But the other side of the medal is that the barbarian could say: "ok, so I just throw a rock at the bard, not even putting all my strength in it, too, for a whopping 1 damage! There, I have fulfilled the condition for the command!"
Obviously that would be a little bit of cheaty "interpretation" on the part of the player.
So, as per RAW, there always will need to have some DM call being made for such commands.
For example, if the DM determines that the charm is essentially word-based, then a literal interpretation of the command by the barbarian would work ok. Throw that puny rock! But if the DM determines that the charm is more like some kind of mind-control effect instead, then yeah it figures that the barbarian would attack with all his ferocity: he'd be obeying the actual intent of the Cambion, then, not just his words.
Now, even with 100% mind control, the mind control can be either Cambion-knowledge dependent, or not. If the command is Cambion-knowledge dependent, then it depends on what the Cambion actually knows or can guess about the barbarian. If the Cambion does not know that the barbarian can Rage, then the barbarian can get away with just doing the most ferocious "normal" attack can.

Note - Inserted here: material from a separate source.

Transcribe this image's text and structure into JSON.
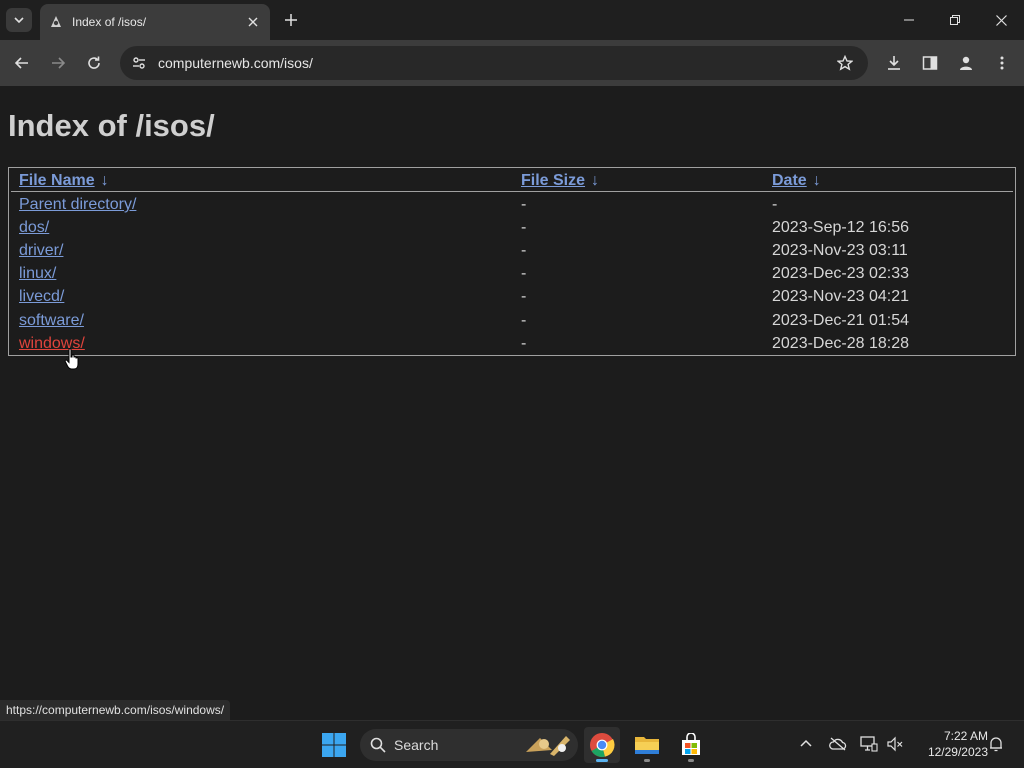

If the command is instead mentally all-pervasive, like actually temporarily turning the barbarian super-evil with only one goal in mind: "kill the bard ASAP!", then yeah even if the Cambion doesn't know that the currently battleaxe holding barbarian also has hidden in his backpack a super-costly magical bomb able to deal 9999 dg + save vs Disintegrate DC 30 vs a single target, that he keeps "for a really bad fight", the barbarian would not only rage, but make one less attack with his battleaxe, in order to draw the infamous bomb and proceed to really finish off the bard with the bomb.

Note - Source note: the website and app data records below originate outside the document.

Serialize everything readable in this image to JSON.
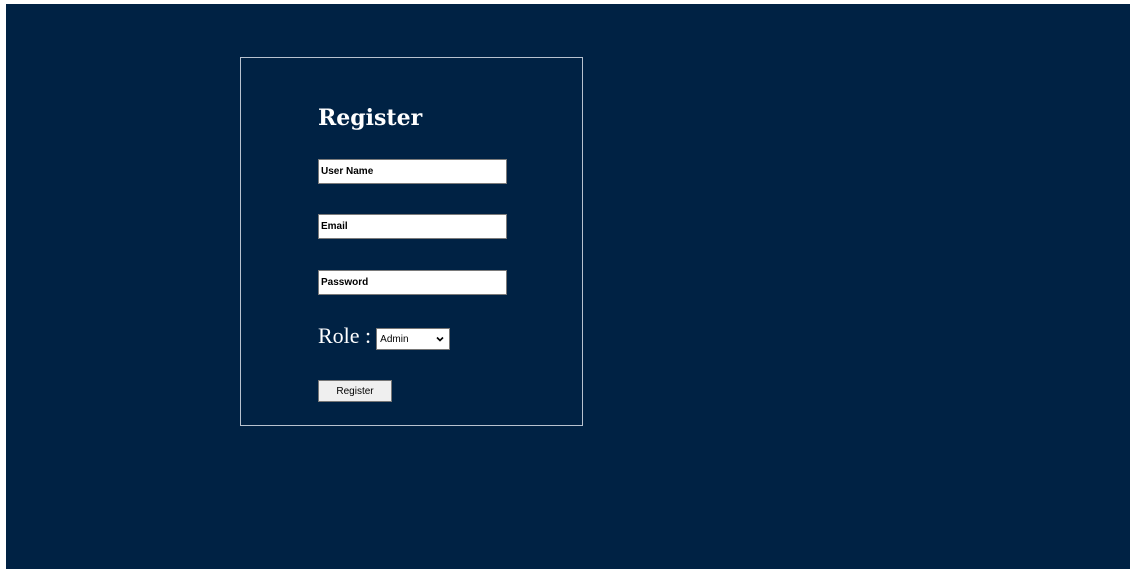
{
  "form": {
    "title": "Register",
    "username_placeholder": "User Name",
    "email_placeholder": "Email",
    "password_placeholder": "Password",
    "role_label": "Role :",
    "role_selected": "Admin",
    "submit_label": "Register"
  },
  "colors": {
    "background": "#002244",
    "border": "#b8c2cf",
    "text": "#ffffff"
  },
  "icons": {
    "select_arrow": "chevron-down-icon"
  }
}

So it really greatly depends on the DM's ruling of how "strong" that particular enchantment is here.
Since the DM just made the rolepaying description of the command quite boring and simple, only 3 words "Attack the bard!", I would have just forced the barbarian to attack like he normally does in fights. Forcing an enchanted PC to go all nuclear on an ally, require a bit more "dread and oomph" from the verbal description, like the DM saying this around the table:
Instead of simply:
"The Cambion then says: 'Attack the bard!'"
It could have been this description instead:
"The Cambion then says: 'Attack the bard!'. Suddenly the barbarian feels his mind reeling and stopping being his own. This is not a simple charm spell enchantment here, but a demonic-powered one! Everybody easily sees that the barbarian's face is now filled with extreme hatred, his spirit now controlled by pure evil. He now hates the bard with all his guts and obviously has only one goal: attack the bard, in the most powerful and violent way possible!"
The players would have had an intense situation, without the lash-back of ending up thinking that the extreme attack was too "DM-forced", but instead the natural result of the way that charm seemed to work.
But since the DM specified that the barbarian must do the attack to the best of his power, then that is what happens and the player really had no choice, despite the loss of agency.